So, Mr. Douthat, if you are asking me, and you are, I suggest the way to make America great again (sorry to borrow that phrase from you know who) is to do great things, or at least be willing to die (politically) trying. Don't govern in fear but in fervent pursuit of your beliefs.

Go big or go home.

Friday, June 4, 2021

Do You Like Light Blue, Papa

 "Do you like light blue, Papa?"

"I do. We like so many of the same things. We are so much alike."

There is a joy that attaches to me when I am in her company. A smile my constant companion as she goes about doing and saying what one does and says at her age. It is not that I find something extraordinary about her. It is that I find everything extraordinary.

"Do you like ice cream, Papa?"

"I do."

She can burst into laughter as I pretend not to see her while she hides, a large unruly mass under a blanket in forever motion but a few inches from my feet. 

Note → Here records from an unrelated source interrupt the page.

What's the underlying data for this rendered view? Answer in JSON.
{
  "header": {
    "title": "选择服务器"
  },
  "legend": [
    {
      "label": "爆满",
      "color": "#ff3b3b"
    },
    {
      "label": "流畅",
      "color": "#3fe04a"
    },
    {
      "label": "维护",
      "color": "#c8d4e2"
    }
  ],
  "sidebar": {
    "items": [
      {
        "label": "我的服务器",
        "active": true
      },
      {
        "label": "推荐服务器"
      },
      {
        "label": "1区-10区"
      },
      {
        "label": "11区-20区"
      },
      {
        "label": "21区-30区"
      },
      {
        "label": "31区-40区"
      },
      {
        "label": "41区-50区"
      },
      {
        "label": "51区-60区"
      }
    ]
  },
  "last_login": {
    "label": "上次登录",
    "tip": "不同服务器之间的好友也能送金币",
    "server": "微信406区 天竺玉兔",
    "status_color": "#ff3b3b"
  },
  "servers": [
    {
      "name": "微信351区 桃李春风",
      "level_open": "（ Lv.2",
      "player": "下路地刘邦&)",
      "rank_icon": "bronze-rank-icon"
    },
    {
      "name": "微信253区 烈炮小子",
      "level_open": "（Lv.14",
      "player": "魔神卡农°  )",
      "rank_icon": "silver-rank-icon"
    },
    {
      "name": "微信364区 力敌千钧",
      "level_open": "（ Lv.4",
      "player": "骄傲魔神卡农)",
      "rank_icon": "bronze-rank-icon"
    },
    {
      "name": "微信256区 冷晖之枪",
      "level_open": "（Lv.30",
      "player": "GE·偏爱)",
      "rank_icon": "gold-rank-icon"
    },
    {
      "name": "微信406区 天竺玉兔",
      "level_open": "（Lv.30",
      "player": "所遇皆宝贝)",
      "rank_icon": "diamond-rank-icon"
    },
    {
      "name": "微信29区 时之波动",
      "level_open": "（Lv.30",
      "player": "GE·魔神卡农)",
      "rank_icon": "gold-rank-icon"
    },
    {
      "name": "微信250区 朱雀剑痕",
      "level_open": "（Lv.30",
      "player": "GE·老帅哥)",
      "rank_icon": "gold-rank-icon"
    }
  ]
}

She can inform her grandma "you seem a little tired" as she watches her yawn.

She can offer to hold her uncle's hand so she can ascend the stairs with him.

She can be transfixed by Daniel Tiger, seeming instantly to absorb every lesson being taught in this Mr. Rogers like neighborhood.

She can "spy with her own little eyes" a yellow school bus or clouds in the sky.

She can study intently, taking in the information of any surroundings before deciding whether it is safe to put her toes in the water.

It matters not the where, the why or when. It matters only the who.

"Do you like flowers, Papa?"

The true answer is that all I ask is for this little girl to keep asking me that question.

Thursday, June 3, 2021

Mr. Trump, Don't Take Down That Blog

 ("Trump Shuts Down His Blog, Frustrated By Its Low Readership")

Donny, sorry to learn you deep sixed your blog. I thought it was the perfect forum for you.

It is really the place where ideas can be shaped and crystallized without unnecessary angst. Take it from someone who has labored for well over a decade in this arena and can still count my followers on my fingers and toes with a few digits to spare. 

Here you can test out your vile bile, like a comedian doing late night out of town stand up, keeping in the lines that draw laughs and discarding the rest. Here you can get ready for your return to prime time hatred and inciting insurrection. Here you can perfect your art of misdirection. Here you can rededicate yourself to your engine of destruction without unwanted sniping.

So please rethink your decision. The blogosphere is your ally, not your enemy. Don't put it to bed, not yet. Spend a few more months, or maybe even a year, tinkering with your material, getting your act two together. The world will thank you for it. At least that part of the world who counts each day without your incessant whining as a blessing.

Mr. Trump, don't take down that blog.

And, oh, by the way, in case you are interested, you can catch my blog at tooearlytocall.com. I am certain you will love it.